UK carers struggling to make ends meet
Around half of the 6.4 million unpaid carers in the UK are suffering ill-health because of money worries according to Carers UK.
A survey of 4250 unpaid carers found that 40 per cent of respondents had fallen into debt because of their caring responsibilities, and 86 per cent of carers in debt suffered mental health problems.
The survey, which was carried out as part of Carers Rights Day, found that many carers leave their jobs in order to care for relatives.
Although they lose vital earnings by doing so, Carers Allowance, at just £55.55 a week, is the lowest payment in the benefits system.
Emily Holzhausen, Carers UK’s director of policy, said: “There are an estimated 6.4 million people in the UK providing unpaid care and they are saving the economy £119 billion every year”.
As well as loss of earnings, carers also struggle to meet the costs of caring, which may include medicines, transport and specialist equipment.
Even though many carers are forced to cut back on food and heating, this often isn’t enough, forcing them to fall into debt.
Although the government has promised £400 million between 2011 and 2015 to help carers, recent figures from the Princess Royal Trust for Carers and Crossroads Care show that spending on carers by the NHS has fallen by £2.4 million.
The Department of Health has ordered Primary Care Trusts to publish their support plans for carers by September next year.
On a more positive note, disability campaigners today celebrated the government’s withdrawal of a plan to scrap the mobility component of disability living allowance for 80,000 people in care homes.
The move, which was proposed as part of the government’s spending review, would have saved £160 million.
Although the government believed the funding duplicated money for transport provided direct to the care home, it has now admitted that this isn’t the case.

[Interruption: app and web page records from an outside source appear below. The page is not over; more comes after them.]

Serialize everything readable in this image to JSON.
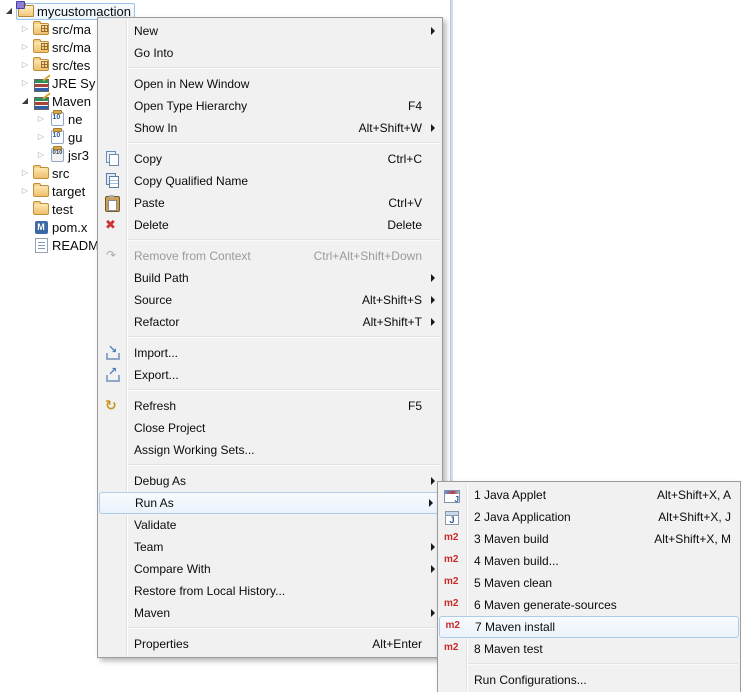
{
  "colors": {
    "menu_background": "#F1F1F1",
    "menu_border": "#9C9C9C",
    "highlight_fill": "#EAF2FB",
    "highlight_border": "#AECBE8",
    "disabled_text": "#9A9A9A",
    "m2_red": "#C92B2B",
    "selection_border": "#9CC3E8",
    "panel_line_blue": "#CFDEEF"
  },
  "project_tree": {
    "items": [
      {
        "label": "mycustomaction",
        "level": 0,
        "state": "expanded",
        "icon": "project-icon",
        "selected": true
      },
      {
        "label": "src/ma",
        "level": 1,
        "state": "collapsed",
        "icon": "source-folder-icon"
      },
      {
        "label": "src/ma",
        "level": 1,
        "state": "collapsed",
        "icon": "source-folder-icon"
      },
      {
        "label": "src/tes",
        "level": 1,
        "state": "collapsed",
        "icon": "source-folder-icon"
      },
      {
        "label": "JRE Sy",
        "level": 1,
        "state": "collapsed",
        "icon": "library-icon"
      },
      {
        "label": "Maven",
        "level": 1,
        "state": "expanded",
        "icon": "library-icon"
      },
      {
        "label": "ne",
        "level": 2,
        "state": "collapsed",
        "icon": "jar-icon"
      },
      {
        "label": "gu",
        "level": 2,
        "state": "collapsed",
        "icon": "jar-icon"
      },
      {
        "label": "jsr3",
        "level": 2,
        "state": "collapsed",
        "icon": "jar-binary-icon"
      },
      {
        "label": "src",
        "level": 1,
        "state": "collapsed",
        "icon": "folder-icon"
      },
      {
        "label": "target",
        "level": 1,
        "state": "collapsed",
        "icon": "folder-icon"
      },
      {
        "label": "test",
        "level": 1,
        "state": "none",
        "icon": "folder-icon"
      },
      {
        "label": "pom.x",
        "level": 1,
        "state": "none",
        "icon": "maven-pom-icon"
      },
      {
        "label": "READM",
        "level": 1,
        "state": "none",
        "icon": "text-file-icon"
      }
    ]
  },
  "context_menu": {
    "items": [
      {
        "type": "item",
        "label": "New",
        "submenu": true
      },
      {
        "type": "item",
        "label": "Go Into"
      },
      {
        "type": "separator"
      },
      {
        "type": "item",
        "label": "Open in New Window"
      },
      {
        "type": "item",
        "label": "Open Type Hierarchy",
        "shortcut": "F4"
      },
      {
        "type": "item",
        "label": "Show In",
        "shortcut": "Alt+Shift+W",
        "submenu": true
      },
      {
        "type": "separator"
      },
      {
        "type": "item",
        "label": "Copy",
        "icon": "copy-icon",
        "shortcut": "Ctrl+C"
      },
      {
        "type": "item",
        "label": "Copy Qualified Name",
        "icon": "copy-qualified-name-icon"
      },
      {
        "type": "item",
        "label": "Paste",
        "icon": "paste-icon",
        "shortcut": "Ctrl+V"
      },
      {
        "type": "item",
        "label": "Delete",
        "icon": "delete-icon",
        "shortcut": "Delete"
      },
      {
        "type": "separator"
      },
      {
        "type": "item",
        "label": "Remove from Context",
        "icon": "remove-from-context-icon",
        "shortcut": "Ctrl+Alt+Shift+Down",
        "disabled": true
      },
      {
        "type": "item",
        "label": "Build Path",
        "submenu": true
      },
      {
        "type": "item",
        "label": "Source",
        "shortcut": "Alt+Shift+S",
        "submenu": true
      },
      {
        "type": "item",
        "label": "Refactor",
        "shortcut": "Alt+Shift+T",
        "submenu": true
      },
      {
        "type": "separator"
      },
      {
        "type": "item",
        "label": "Import...",
        "icon": "import-icon"
      },
      {
        "type": "item",
        "label": "Export...",
        "icon": "export-icon"
      },
      {
        "type": "separator"
      },
      {
        "type": "item",
        "label": "Refresh",
        "icon": "refresh-icon",
        "shortcut": "F5"
      },
      {
        "type": "item",
        "label": "Close Project"
      },
      {
        "type": "item",
        "label": "Assign Working Sets..."
      },
      {
        "type": "separator"
      },
      {
        "type": "item",
        "label": "Debug As",
        "submenu": true
      },
      {
        "type": "item",
        "label": "Run As",
        "submenu": true,
        "highlighted": true
      },
      {
        "type": "item",
        "label": "Validate"
      },
      {
        "type": "item",
        "label": "Team",
        "submenu": true
      },
      {
        "type": "item",
        "label": "Compare With",
        "submenu": true
      },
      {
        "type": "item",
        "label": "Restore from Local History..."
      },
      {
        "type": "item",
        "label": "Maven",
        "submenu": true
      },
      {
        "type": "separator"
      },
      {
        "type": "item",
        "label": "Properties",
        "shortcut": "Alt+Enter"
      }
    ]
  },
  "run_as_submenu": {
    "items": [
      {
        "type": "item",
        "label": "1 Java Applet",
        "icon": "java-applet-icon",
        "shortcut": "Alt+Shift+X, A"
      },
      {
        "type": "item",
        "label": "2 Java Application",
        "icon": "java-application-icon",
        "shortcut": "Alt+Shift+X, J"
      },
      {
        "type": "item",
        "label": "3 Maven build",
        "icon": "m2-icon",
        "shortcut": "Alt+Shift+X, M"
      },
      {
        "type": "item",
        "label": "4 Maven build...",
        "icon": "m2-icon"
      },
      {
        "type": "item",
        "label": "5 Maven clean",
        "icon": "m2-icon"
      },
      {
        "type": "item",
        "label": "6 Maven generate-sources",
        "icon": "m2-icon"
      },
      {
        "type": "item",
        "label": "7 Maven install",
        "icon": "m2-icon",
        "highlighted": true
      },
      {
        "type": "item",
        "label": "8 Maven test",
        "icon": "m2-icon"
      },
      {
        "type": "separator"
      },
      {
        "type": "item",
        "label": "Run Configurations..."
      }
    ]
  }
}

Following a review, the Department for Work and Pensions said: “There was insufficient evidence of overlaps in funding provision to justify the withdrawal of the mobility component.”